Government lawyer James Eadie argued that a lower court was right to rule that Johnson’s suspension of Parliament was a matter of “high policy” and politics, not law. Eadie called the decision to shut down Parliament “inherently and fundamentally political in nature.”
He said if the court intervened it would violate the “fundamental constitutional principle” of the separation of powers between courts and the government.
“This is, we submit, the territory of political judgment, not legal standards,” Eadie said.
The government’s opponents argue that Johnson illegally shut down Parliament just weeks before the country is due to leave the 28-nation bloc for the “improper purpose” of dodging lawmakers’ scrutiny of his Brexit plans. They also accuse Johnson of misleading Queen Elizabeth II, whose formal approval was needed to suspend the legislature.
Johnson sent lawmakers home on Sept. 9 until Oct. 14, which is barely two weeks before Britain’s Oct. 31 departure from the EU. He claims the shutdown was a routine measure to enable his Conservative government to launch a fresh legislative agenda and was not related to Brexit.
Eadie rejected claims that the prime minister was trying to prevent lawmakers from blocking his Brexit plans.
He said “Parliament has had, and has taken, the opportunity to legislate” against the government, and would have more time between Oct. 14 and Brexit day. He said even if Parliament didn’t come back until Oct. 31, “there is time” for it to act on Brexit.
The prime minister says Britain must leave the EU on Oct. 31 with or without a divorce deal. But many economists and UK lawmakers believe a no-deal Brexit would be economically devastating and socially destabilizing. Members of Parliament have put obstacles in Johnson’s way, including a law compelling the government to seek a delay to Brexit if it can’t get a divorce deal with the EU.
Parliament’s suspension spared Johnson further meddling by the House of Commons but sparked legal challenges, to which lower courts gave contradictory rulings.
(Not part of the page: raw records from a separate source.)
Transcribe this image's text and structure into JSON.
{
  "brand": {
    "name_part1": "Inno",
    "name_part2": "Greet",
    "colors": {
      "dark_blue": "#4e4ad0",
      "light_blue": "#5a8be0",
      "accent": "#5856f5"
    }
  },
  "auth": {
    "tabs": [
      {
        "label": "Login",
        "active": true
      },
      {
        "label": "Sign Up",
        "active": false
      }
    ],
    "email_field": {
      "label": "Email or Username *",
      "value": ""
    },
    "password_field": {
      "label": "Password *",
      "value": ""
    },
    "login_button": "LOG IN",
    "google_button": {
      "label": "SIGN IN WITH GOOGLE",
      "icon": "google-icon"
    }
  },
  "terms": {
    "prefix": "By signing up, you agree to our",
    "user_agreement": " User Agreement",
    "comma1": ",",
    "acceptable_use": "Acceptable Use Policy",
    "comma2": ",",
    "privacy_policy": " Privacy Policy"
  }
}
England’s High Court said the move was a political rather than legal matter but Scottish court judges ruled Johnson acted illegally “to avoid democratic scrutiny.”
The Supreme Court is being asked to decide who was right. The justices will give their judgment sometime after the hearing ends on Thursday.
A ruling against the government by the 11 Supreme Court judges could force Johnson to recall Parliament.
European Commission chief Jean-Claude Juncker, meanwhile, said Wednesday that the risk of Britain leaving the EU without a divorce deal remained “very real” because Britain had not produced workable alternatives to the deal agreed upon with the EU by ex-British Prime Minister Theresa May. That deal was repeatedly rejected by Britain’s Parliament, prompting May to resign and bringing Johnson to power in July.
“I asked the British prime minister to specify the alternative arrangements that he could envisage,” Juncker told the European Parliament. “As long as such proposals are not made, I cannot tell you — while looking you straight in the eye — that progress is being made.”
Juncker, who met with Johnson on Monday, told members of the EU legislature in Strasbourg, France, that a no-deal Brexit “might be the choice of the UK, but it will never be ours.”
The EU parliament on Wednesday adopted a non-binding resolution supporting another extension to the Brexit deadline if Britain requests it.
Any further delay to Britain’s exit — which has already been postponed twice — needs the approval of the 27 other EU nations.
Johnson has said he won’t delay Brexit under any circumstances — but also says he will respect the law, which orders the government to seek an extension if there is no deal by Oct. 19. He has not explained how that would be done.